--- WORK ITEM ---
Please write out each entry exactly as it appears.

[Page and application data records]
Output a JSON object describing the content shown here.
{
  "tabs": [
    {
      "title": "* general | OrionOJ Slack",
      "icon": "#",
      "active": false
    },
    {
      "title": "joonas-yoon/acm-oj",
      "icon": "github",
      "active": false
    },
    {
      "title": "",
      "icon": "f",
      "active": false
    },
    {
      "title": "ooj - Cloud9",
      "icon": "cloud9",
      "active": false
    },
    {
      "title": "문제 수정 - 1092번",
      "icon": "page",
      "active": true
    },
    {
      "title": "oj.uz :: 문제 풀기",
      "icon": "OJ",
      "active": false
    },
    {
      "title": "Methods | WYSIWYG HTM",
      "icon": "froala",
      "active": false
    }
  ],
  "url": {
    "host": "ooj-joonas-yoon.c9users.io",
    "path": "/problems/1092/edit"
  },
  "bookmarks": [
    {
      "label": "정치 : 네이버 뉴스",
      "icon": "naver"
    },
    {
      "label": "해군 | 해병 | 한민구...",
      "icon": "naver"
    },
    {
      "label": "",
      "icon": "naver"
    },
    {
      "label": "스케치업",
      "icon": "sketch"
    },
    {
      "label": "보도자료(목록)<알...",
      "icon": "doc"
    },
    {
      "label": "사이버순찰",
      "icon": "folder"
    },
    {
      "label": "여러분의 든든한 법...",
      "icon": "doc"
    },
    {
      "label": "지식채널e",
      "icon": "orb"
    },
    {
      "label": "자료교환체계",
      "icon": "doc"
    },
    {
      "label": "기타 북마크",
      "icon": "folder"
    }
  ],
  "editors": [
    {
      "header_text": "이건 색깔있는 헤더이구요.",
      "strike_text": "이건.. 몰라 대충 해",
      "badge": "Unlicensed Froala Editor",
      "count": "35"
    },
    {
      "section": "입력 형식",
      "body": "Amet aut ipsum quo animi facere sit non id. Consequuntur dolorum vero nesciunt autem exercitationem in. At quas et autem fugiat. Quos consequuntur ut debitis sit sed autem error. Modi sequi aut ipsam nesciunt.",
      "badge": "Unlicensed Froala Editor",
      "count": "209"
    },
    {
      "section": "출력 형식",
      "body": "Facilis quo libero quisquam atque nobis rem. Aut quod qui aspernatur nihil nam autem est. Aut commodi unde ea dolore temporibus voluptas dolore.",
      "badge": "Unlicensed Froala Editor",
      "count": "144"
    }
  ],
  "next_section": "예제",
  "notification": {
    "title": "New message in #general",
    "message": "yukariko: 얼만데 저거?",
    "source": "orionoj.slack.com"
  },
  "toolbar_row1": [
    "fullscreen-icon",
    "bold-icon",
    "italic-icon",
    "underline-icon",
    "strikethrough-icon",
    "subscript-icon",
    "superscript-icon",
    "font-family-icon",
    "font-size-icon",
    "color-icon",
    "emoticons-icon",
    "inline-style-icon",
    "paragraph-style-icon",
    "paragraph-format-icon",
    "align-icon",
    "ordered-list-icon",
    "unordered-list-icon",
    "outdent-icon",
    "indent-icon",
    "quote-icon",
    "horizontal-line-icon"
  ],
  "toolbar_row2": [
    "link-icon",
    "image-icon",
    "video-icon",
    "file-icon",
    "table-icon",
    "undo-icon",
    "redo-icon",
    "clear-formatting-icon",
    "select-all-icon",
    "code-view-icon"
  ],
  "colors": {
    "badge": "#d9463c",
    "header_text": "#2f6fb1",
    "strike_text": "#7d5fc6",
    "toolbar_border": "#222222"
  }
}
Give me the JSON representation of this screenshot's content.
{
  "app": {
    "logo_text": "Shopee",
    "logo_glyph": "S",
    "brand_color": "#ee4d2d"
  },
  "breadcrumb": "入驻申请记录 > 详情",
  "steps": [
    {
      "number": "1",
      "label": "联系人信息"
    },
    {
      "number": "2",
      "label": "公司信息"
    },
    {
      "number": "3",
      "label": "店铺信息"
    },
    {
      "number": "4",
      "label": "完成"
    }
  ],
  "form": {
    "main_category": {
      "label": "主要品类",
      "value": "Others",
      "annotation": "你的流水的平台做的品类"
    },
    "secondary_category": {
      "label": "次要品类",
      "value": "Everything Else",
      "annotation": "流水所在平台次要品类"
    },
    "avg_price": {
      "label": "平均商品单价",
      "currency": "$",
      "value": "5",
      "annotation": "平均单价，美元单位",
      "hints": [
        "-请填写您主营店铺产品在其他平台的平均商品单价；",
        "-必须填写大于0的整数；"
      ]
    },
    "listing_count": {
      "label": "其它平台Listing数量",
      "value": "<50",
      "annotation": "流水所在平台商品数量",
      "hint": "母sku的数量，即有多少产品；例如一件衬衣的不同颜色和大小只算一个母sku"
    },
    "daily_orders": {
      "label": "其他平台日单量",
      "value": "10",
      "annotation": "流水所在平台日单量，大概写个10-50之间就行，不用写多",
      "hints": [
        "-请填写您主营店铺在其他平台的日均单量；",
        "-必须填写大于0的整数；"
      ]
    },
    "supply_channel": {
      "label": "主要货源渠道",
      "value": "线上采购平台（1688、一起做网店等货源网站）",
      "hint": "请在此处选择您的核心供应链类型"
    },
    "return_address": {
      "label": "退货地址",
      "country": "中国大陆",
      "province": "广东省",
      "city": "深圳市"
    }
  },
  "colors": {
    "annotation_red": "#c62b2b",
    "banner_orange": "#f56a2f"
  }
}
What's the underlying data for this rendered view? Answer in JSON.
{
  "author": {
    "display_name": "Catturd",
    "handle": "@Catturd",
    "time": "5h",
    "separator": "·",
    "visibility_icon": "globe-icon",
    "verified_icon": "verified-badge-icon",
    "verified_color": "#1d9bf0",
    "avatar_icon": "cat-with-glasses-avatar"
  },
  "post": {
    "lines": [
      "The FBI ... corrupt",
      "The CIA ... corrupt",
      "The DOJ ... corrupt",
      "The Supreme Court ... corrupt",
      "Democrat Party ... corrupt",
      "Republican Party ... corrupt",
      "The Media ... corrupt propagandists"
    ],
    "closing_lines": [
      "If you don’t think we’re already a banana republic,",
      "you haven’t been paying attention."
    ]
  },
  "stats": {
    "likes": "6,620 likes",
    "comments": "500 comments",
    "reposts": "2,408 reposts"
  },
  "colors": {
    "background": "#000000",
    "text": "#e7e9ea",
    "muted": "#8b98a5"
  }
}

--- TASK OUTPUT ---
Output a JSON object describing the content shown here.
{
  "tabs": [
    {
      "title": "* general | OrionOJ Slack",
      "icon": "#",
      "active": false
    },
    {
      "title": "joonas-yoon/acm-oj",
      "icon": "github",
      "active": false
    },
    {
      "title": "",
      "icon": "f",
      "active": false
    },
    {
      "title": "ooj - Cloud9",
      "icon": "cloud9",
      "active": false
    },
    {
      "title": "문제 수정 - 1092번",
      "icon": "page",
      "active": true
    },
    {
      "title": "oj.uz :: 문제 풀기",
      "icon": "OJ",
      "active": false
    },
    {
      "title": "Methods | WYSIWYG HTM",
      "icon": "froala",
      "active": false
    }
  ],
  "url": {
    "host": "ooj-joonas-yoon.c9users.io",
    "path": "/problems/1092/edit"
  },
  "bookmarks": [
    {
      "label": "정치 : 네이버 뉴스",
      "icon": "naver"
    },
    {
      "label": "해군 | 해병 | 한민구...",
      "icon": "naver"
    },
    {
      "label": "",
      "icon": "naver"
    },
    {
      "label": "스케치업",
      "icon": "sketch"
    },
    {
      "label": "보도자료(목록)<알...",
      "icon": "doc"
    },
    {
      "label": "사이버순찰",
      "icon": "folder"
    },
    {
      "label": "여러분의 든든한 법...",
      "icon": "doc"
    },
    {
      "label": "지식채널e",
      "icon": "orb"
    },
    {
      "label": "자료교환체계",
      "icon": "doc"
    },
    {
      "label": "기타 북마크",
      "icon": "folder"
    }
  ],
  "editors": [
    {
      "header_text": "이건 색깔있는 헤더이구요.",
      "strike_text": "이건.. 몰라 대충 해",
      "badge": "Unlicensed Froala Editor",
      "count": "35"
    },
    {
      "section": "입력 형식",
      "body": "Amet aut ipsum quo animi facere sit non id. Consequuntur dolorum vero nesciunt autem exercitationem in. At quas et autem fugiat. Quos consequuntur ut debitis sit sed autem error. Modi sequi aut ipsam nesciunt.",
      "badge": "Unlicensed Froala Editor",
      "count": "209"
    },
    {
      "section": "출력 형식",
      "body": "Facilis quo libero quisquam atque nobis rem. Aut quod qui aspernatur nihil nam autem est. Aut commodi unde ea dolore temporibus voluptas dolore.",
      "badge": "Unlicensed Froala Editor",
      "count": "144"
    }
  ],
  "next_section": "예제",
  "notification": {
    "title": "New message in #general",
    "message": "yukariko: 얼만데 저거?",
    "source": "orionoj.slack.com"
  },
  "toolbar_row1": [
    "fullscreen-icon",
    "bold-icon",
    "italic-icon",
    "underline-icon",
    "strikethrough-icon",
    "subscript-icon",
    "superscript-icon",
    "font-family-icon",
    "font-size-icon",
    "color-icon",
    "emoticons-icon",
    "inline-style-icon",
    "paragraph-style-icon",
    "paragraph-format-icon",
    "align-icon",
    "ordered-list-icon",
    "unordered-list-icon",
    "outdent-icon",
    "indent-icon",
    "quote-icon",
    "horizontal-line-icon"
  ],
  "toolbar_row2": [
    "link-icon",
    "image-icon",
    "video-icon",
    "file-icon",
    "table-icon",
    "undo-icon",
    "redo-icon",
    "clear-formatting-icon",
    "select-all-icon",
    "code-view-icon"
  ],
  "colors": {
    "badge": "#d9463c",
    "header_text": "#2f6fb1",
    "strike_text": "#7d5fc6",
    "toolbar_border": "#222222"
  }
}
Give me the JSON representation of this screenshot's content.
{
  "app": {
    "logo_text": "Shopee",
    "logo_glyph": "S",
    "brand_color": "#ee4d2d"
  },
  "breadcrumb": "入驻申请记录 > 详情",
  "steps": [
    {
      "number": "1",
      "label": "联系人信息"
    },
    {
      "number": "2",
      "label": "公司信息"
    },
    {
      "number": "3",
      "label": "店铺信息"
    },
    {
      "number": "4",
      "label": "完成"
    }
  ],
  "form": {
    "main_category": {
      "label": "主要品类",
      "value": "Others",
      "annotation": "你的流水的平台做的品类"
    },
    "secondary_category": {
      "label": "次要品类",
      "value": "Everything Else",
      "annotation": "流水所在平台次要品类"
    },
    "avg_price": {
      "label": "平均商品单价",
      "currency": "$",
      "value": "5",
      "annotation": "平均单价，美元单位",
      "hints": [
        "-请填写您主营店铺产品在其他平台的平均商品单价；",
        "-必须填写大于0的整数；"
      ]
    },
    "listing_count": {
      "label": "其它平台Listing数量",
      "value": "<50",
      "annotation": "流水所在平台商品数量",
      "hint": "母sku的数量，即有多少产品；例如一件衬衣的不同颜色和大小只算一个母sku"
    },
    "daily_orders": {
      "label": "其他平台日单量",
      "value": "10",
      "annotation": "流水所在平台日单量，大概写个10-50之间就行，不用写多",
      "hints": [
        "-请填写您主营店铺在其他平台的日均单量；",
        "-必须填写大于0的整数；"
      ]
    },
    "supply_channel": {
      "label": "主要货源渠道",
      "value": "线上采购平台（1688、一起做网店等货源网站）",
      "hint": "请在此处选择您的核心供应链类型"
    },
    "return_address": {
      "label": "退货地址",
      "country": "中国大陆",
      "province": "广东省",
      "city": "深圳市"
    }
  },
  "colors": {
    "annotation_red": "#c62b2b",
    "banner_orange": "#f56a2f"
  }
}
What's the underlying data for this rendered view? Answer in JSON.
{
  "author": {
    "display_name": "Catturd",
    "handle": "@Catturd",
    "time": "5h",
    "separator": "·",
    "visibility_icon": "globe-icon",
    "verified_icon": "verified-badge-icon",
    "verified_color": "#1d9bf0",
    "avatar_icon": "cat-with-glasses-avatar"
  },
  "post": {
    "lines": [
      "The FBI ... corrupt",
      "The CIA ... corrupt",
      "The DOJ ... corrupt",
      "The Supreme Court ... corrupt",
      "Democrat Party ... corrupt",
      "Republican Party ... corrupt",
      "The Media ... corrupt propagandists"
    ],
    "closing_lines": [
      "If you don’t think we’re already a banana republic,",
      "you haven’t been paying attention."
    ]
  },
  "stats": {
    "likes": "6,620 likes",
    "comments": "500 comments",
    "reposts": "2,408 reposts"
  },
  "colors": {
    "background": "#000000",
    "text": "#e7e9ea",
    "muted": "#8b98a5"
  }
}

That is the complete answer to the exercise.